Her shot is sent awry, though, as Elisa slams into her to save Goliath, having arrived to help the clan fight Xanatos.  The wild missile streaks into a stone tower which tilts over in the direction of the two disoriented females.  Xanatos is knocked out by falling debris as the tower crashes onto the parapet, breaking it and sending Elisa and Demona falling.

Because Elisa cannot fly, Goliath swoops after her.  He manages to rescue her but cannot go after Demona, who is hammered by falling stones and continues to fall until she’s out of sight.

Yeah, unless I heard or saw her go splat, I wouldn’t buy that she was dead either.  Come to think of it, I wouldn’t be completely sure she was toast even after the splat.

But this is off topic.  Still wounded by this unexpected treachery, Goliath grabs Xanatos and threatens to drop him over the castle wall, too.  Elisa and Hudson turn him against the tempting idea by stating that if he drops Xanatos he’ll be no better than Demona.  Goliath relents and instead lets Elisa arrest the billionaire, who smiles smugly because he’ll be out of jail by dawn.
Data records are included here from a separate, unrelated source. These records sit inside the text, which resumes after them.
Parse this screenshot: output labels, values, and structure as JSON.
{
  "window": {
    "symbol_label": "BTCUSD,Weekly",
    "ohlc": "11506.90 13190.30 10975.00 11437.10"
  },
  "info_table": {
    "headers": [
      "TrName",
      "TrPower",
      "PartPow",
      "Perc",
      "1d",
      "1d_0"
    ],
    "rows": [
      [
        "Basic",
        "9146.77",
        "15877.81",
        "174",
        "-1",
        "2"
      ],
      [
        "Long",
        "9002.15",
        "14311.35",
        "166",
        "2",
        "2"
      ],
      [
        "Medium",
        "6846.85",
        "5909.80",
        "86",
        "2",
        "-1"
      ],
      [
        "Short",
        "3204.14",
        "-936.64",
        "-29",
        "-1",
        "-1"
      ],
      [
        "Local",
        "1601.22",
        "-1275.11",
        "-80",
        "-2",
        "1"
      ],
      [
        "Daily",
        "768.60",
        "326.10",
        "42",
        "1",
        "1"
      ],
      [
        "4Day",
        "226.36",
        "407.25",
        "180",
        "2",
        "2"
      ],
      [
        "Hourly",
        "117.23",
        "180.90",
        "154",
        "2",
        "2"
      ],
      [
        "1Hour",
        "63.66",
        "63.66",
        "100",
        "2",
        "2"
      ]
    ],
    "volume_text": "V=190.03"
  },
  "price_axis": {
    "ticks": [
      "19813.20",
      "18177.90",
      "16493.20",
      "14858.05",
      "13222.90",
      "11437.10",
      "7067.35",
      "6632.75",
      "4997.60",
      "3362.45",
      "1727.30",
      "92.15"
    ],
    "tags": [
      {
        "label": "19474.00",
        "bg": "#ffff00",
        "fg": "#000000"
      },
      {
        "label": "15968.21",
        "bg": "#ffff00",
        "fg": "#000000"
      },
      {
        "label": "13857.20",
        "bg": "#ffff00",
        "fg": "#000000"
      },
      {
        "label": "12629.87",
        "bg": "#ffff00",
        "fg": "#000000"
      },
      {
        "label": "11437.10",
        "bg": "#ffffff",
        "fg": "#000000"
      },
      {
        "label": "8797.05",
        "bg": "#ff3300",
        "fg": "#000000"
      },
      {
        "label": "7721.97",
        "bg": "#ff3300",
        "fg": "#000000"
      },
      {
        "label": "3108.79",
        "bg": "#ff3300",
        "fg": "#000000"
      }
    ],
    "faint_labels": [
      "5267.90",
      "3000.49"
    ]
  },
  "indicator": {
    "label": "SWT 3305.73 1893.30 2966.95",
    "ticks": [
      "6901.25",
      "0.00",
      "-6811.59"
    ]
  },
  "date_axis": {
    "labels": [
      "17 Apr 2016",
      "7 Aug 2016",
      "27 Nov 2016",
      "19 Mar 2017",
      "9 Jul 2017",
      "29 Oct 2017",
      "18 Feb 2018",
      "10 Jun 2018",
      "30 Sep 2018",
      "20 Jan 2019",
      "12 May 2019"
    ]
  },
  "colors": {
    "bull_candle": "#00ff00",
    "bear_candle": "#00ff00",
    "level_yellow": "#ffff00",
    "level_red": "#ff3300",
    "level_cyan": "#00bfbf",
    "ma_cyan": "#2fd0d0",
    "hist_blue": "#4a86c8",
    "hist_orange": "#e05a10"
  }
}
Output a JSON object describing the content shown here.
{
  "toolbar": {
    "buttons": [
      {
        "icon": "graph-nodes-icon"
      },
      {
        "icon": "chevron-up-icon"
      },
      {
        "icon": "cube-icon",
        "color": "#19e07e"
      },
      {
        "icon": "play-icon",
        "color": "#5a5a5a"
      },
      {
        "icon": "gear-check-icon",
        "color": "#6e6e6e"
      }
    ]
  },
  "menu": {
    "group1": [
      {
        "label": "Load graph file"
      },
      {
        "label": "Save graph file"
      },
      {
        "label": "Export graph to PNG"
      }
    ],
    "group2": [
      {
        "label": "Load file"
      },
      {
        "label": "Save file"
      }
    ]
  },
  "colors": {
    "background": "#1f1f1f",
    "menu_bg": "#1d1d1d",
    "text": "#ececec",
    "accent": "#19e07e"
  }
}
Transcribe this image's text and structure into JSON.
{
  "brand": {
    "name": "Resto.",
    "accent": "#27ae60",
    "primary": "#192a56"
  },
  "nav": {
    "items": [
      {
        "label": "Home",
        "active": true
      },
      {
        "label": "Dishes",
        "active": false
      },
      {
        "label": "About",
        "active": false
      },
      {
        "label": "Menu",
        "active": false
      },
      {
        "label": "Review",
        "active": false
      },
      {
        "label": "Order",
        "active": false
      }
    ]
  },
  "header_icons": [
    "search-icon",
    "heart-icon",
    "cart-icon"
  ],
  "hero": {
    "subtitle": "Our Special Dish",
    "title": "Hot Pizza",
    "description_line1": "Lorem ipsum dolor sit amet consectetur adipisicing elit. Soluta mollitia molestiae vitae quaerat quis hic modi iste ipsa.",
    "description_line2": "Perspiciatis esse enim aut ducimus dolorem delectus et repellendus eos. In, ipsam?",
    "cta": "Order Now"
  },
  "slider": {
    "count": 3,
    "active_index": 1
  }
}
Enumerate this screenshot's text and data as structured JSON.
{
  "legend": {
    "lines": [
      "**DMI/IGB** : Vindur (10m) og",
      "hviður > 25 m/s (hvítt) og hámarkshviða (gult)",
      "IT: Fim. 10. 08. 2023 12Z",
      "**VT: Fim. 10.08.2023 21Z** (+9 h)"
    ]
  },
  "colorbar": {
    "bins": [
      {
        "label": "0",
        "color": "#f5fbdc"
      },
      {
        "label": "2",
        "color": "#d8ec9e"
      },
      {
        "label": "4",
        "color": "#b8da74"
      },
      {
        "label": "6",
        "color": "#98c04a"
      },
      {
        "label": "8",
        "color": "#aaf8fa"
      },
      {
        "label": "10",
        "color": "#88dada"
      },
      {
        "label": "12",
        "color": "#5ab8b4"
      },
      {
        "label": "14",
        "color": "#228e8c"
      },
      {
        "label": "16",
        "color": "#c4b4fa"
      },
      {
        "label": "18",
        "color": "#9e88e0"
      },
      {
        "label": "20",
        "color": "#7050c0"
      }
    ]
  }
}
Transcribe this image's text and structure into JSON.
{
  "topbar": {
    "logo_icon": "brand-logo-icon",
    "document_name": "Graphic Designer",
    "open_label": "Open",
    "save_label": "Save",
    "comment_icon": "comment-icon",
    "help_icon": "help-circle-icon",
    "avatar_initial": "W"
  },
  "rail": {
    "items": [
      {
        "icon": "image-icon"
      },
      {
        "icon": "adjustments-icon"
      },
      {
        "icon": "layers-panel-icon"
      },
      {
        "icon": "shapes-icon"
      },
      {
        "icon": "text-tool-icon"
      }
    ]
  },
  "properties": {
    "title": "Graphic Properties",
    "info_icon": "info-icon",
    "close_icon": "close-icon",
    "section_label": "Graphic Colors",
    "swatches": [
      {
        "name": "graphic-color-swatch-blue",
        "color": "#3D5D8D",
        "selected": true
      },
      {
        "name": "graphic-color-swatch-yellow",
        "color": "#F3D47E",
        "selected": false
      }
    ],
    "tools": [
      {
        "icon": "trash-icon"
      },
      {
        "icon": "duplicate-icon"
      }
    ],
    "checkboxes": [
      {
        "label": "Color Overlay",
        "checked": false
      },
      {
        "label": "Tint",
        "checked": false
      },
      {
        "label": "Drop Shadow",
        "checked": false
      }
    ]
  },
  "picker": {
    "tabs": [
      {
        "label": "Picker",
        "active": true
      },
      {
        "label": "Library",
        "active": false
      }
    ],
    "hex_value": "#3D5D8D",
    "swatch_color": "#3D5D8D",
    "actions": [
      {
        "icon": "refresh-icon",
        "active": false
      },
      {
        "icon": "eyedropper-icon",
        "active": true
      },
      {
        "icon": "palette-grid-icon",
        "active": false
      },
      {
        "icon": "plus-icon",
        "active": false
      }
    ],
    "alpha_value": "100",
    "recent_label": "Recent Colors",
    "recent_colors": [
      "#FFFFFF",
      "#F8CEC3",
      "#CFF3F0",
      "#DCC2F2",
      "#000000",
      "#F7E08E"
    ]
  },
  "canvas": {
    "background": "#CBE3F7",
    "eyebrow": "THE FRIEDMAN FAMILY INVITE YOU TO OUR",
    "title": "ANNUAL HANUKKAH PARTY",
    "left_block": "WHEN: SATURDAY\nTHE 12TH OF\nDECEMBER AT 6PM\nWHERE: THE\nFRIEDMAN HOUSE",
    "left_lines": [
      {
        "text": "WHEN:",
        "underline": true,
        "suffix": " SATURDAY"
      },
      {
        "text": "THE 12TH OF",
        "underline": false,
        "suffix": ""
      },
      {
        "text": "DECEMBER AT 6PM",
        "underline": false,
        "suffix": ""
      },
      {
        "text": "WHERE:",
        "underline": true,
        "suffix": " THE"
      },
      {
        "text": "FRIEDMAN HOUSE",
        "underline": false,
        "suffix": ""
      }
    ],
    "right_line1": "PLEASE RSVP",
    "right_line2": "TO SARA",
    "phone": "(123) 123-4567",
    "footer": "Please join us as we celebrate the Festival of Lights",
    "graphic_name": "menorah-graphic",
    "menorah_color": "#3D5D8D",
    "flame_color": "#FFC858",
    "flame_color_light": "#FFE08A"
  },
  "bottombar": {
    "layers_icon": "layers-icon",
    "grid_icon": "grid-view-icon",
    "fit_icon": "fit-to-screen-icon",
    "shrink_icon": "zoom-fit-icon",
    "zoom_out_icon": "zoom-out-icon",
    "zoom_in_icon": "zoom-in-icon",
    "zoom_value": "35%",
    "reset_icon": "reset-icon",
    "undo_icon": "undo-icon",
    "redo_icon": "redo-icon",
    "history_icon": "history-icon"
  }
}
Speaking of which, the sun is about to rise at this point.  As the gargoyles prepare to sleep, Elisa and Goliath chat for a few minutes.  Goliath’s face is quite a picture when Elisa suggests that they could go and catch a Giants game the next night.  Goliath, of course, suspects she means real giants.  As he freezes in stone sleep Elisa muses to herself about whether or not New York is ready to have the gargoyles flying over it.  On this note, the episode concludes….and the series begins.

Okay, yeah, that was a little more than a short summing up of the introduction to Gargoyles.

Now I’ll tie up the loose ends.

While Gargoyles is an undeniably fascinating series, it does suffer somewhat from dark themes and plot arcs.  I find that these types of stories were prevalent in the ‘nineties as writers somehow decided upbeat stories were no longer the ‘trend.’

The series also ends up, in my opinion, overplaying its hand with both the magic characteristics of the gargoyles’ history and Xanatos’s wanton dabbling in scientific matters (he didn’t stop with robots but went so far as to clone Goliath as well as mutating four humans into humanoid cats with giant bat wings, one of which was Elisa’s younger brother Derek).  Though the magic aspect causes its own problems, the series’ dive into berserk science is equally heavy throughout the series’ three seasons.

Despite these darker viewpoints, the series’ exploration into the gargoyles as individuals makes it very intriguing.  The romantic hints that often showed up in situations with Elisa and Goliath were also a fun angle to the show.  In essence, one could argue, this odd romance was the driving theme behind the entire series.

All in all, I think it’s a real pity that the show was left with a cliff-hanger ending in the third season.  Although Gargoyles continued in comic book form for some time, in a decade where an animated TV series could run for years (witness the 90’s X-Men and Amazing Spider-Man shows, which each ran for about seven years), this series didn’t deserve such a brief send off.

If they ever decide to revive the show, I’d be happy to take a look at it.  Though I will add that I would hope they could drop the darker features of the original series.

What is tomorrow’s note about?  You don’t really expect me to tell you what I have in mind, do you, DiNozzo?

Well, all right.  One hint.  I may be talking about something related to Disney tomorrow.

Ah, that’s all you get!  Nothing else!  Nada! Zip!